"Being open to a rules change that would create a nuclear option, it's very, very difficult. It's a heavy lift," Manchin told reporters when asked about using the "nuclear option," in which Democrats would change the 60-vote legislative filibuster on their own.
"I'm talking. I'm not agreeing to any of this. ... I want to talk and see all the options we have open," Manchin said, adding that it was his "preference" that any rule changes have Republican support.
Manchin's comments come as Senate Majority Leader Charles SchumerChuck SchumerRomney: I never got a call from White House to discuss voting rights Kyrsten Sinema's courage, Washington hypocrisy and the politics of rage Joe Biden's disastrous 48 hours MORE (D-N.Y.) has vowed to force a vote on changing the rules by Jan. 17 if Republicans block voting rights legislation, as they are expected to.
"As I said in my 'Dear Colleague' earlier this week, if Republicans continue to hijack the rules of the chamber to prevent action on something as critical as protecting our democracy, then the Senate will debate and consider changes to the rules on or before Jan. 17, Martin Luther King Jr. Day," Schumer said from the Senate floor on Tuesday.
But to change the rules without GOP support would require total unity from all 50 members of the Senate Democratic Caucus. Both Manchin and Sen. Kyrsten SinemaKyrsten SinemaDemocrats make voting rights push ahead of Senate consideration Sunday shows - Voting rights legislation dominates Voting rights, Trump's Big Lie, and Republicans' problem with minorities MORE (D-Ariz.) have warned for months that they are supportive of the current 60-vote threshold.
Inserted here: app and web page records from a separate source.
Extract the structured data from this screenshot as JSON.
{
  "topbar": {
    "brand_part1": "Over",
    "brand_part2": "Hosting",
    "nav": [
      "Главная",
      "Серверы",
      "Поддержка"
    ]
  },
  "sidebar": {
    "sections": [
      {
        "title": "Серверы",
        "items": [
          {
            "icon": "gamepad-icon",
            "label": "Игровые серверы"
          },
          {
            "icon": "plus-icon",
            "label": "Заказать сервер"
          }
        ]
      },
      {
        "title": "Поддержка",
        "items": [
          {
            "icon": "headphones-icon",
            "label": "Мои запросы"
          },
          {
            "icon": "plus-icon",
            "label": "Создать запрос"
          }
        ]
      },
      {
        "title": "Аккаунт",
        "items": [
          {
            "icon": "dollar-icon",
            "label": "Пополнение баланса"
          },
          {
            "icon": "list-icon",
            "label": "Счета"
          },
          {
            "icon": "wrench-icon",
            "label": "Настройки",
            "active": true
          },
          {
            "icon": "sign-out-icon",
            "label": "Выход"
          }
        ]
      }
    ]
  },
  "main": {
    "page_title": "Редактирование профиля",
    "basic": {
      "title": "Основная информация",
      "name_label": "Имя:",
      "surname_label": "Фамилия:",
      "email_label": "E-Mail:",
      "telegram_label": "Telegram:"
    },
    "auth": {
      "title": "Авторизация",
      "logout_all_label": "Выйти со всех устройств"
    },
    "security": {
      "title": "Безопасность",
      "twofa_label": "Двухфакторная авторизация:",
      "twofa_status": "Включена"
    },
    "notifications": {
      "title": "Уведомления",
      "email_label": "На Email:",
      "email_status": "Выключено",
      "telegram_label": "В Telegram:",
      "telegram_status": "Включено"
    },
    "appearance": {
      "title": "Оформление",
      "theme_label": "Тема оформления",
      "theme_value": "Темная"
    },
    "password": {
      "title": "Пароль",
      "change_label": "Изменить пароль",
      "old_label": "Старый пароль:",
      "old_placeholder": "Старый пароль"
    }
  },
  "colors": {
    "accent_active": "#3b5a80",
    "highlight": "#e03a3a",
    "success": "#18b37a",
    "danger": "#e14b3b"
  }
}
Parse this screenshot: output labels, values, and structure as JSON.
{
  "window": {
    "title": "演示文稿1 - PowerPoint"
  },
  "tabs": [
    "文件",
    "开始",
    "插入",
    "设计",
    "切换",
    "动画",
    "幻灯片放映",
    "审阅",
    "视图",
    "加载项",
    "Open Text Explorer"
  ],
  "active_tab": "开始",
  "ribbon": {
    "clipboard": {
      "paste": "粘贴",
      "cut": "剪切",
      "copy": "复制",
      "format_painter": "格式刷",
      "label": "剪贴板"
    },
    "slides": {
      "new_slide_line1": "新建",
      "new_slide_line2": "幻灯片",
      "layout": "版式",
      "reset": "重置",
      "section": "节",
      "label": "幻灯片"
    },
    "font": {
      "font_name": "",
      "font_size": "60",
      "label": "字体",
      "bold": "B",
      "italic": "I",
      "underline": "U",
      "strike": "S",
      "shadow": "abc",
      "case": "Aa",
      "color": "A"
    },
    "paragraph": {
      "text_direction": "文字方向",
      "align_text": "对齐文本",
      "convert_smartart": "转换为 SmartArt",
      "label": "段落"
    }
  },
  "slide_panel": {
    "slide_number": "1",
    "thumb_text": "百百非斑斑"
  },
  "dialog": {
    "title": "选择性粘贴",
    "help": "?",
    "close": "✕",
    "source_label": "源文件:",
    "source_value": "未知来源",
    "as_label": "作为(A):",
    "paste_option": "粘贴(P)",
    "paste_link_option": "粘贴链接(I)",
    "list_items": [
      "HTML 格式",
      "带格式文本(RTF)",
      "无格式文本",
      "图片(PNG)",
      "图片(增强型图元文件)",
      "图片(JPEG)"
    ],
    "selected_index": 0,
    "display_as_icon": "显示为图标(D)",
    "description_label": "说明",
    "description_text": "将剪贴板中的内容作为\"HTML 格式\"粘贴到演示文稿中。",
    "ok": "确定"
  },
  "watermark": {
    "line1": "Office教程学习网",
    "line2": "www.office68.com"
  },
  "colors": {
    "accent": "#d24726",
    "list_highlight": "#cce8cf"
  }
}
Manchin has long opposed using the nuclear option and added on Tuesday that if Democratic senators "go it alone" to change the rules, "it ends up coming back at you pretty hard."
Democrats previously used the nuclear option to change the rules in 2013 to confirm executive nominees and lower-level court nominees with a simple majority, though Manchin opposed using the nuclear option at the time. Republicans then used the nuclear option to lower the threshold for Supreme Court nominees in 2017 and to cut the debate time needed for most nominees in 2019.
There's growing support within the Senate Democratic Caucus to change the legislative filibuster, which requires 60 votes to advance most legislation in the Senate.
A group of senators tapped by Schumer have been in talks with Manchin about potential rules changes and those negotiations are expected to continue this week.
One idea that has been floated would create an exemption from the filibuster for voting rights legislation. Manchin, however, on Tuesday appeared skeptical that it wouldn't just nix the filibuster entirely.
"Anytime there's a carveout, you eat the whole turkey. There's nothing left," Manchin said.
Other ideas being floated include a talking filibuster, getting rid of the 60-vote hurdle needed to start debate on the bill but keeping in place that same hurdle on ending debate or moving from 60 votes needed to break a filibuster to 41 "no" votes being needed to sustain it.
"You know we're still having ongoing conversations as far as voting because I think the bedrock of democracy is making sure that you're able to cast a vote," Manchin said. "Let's just see. Conversations are still ongoing."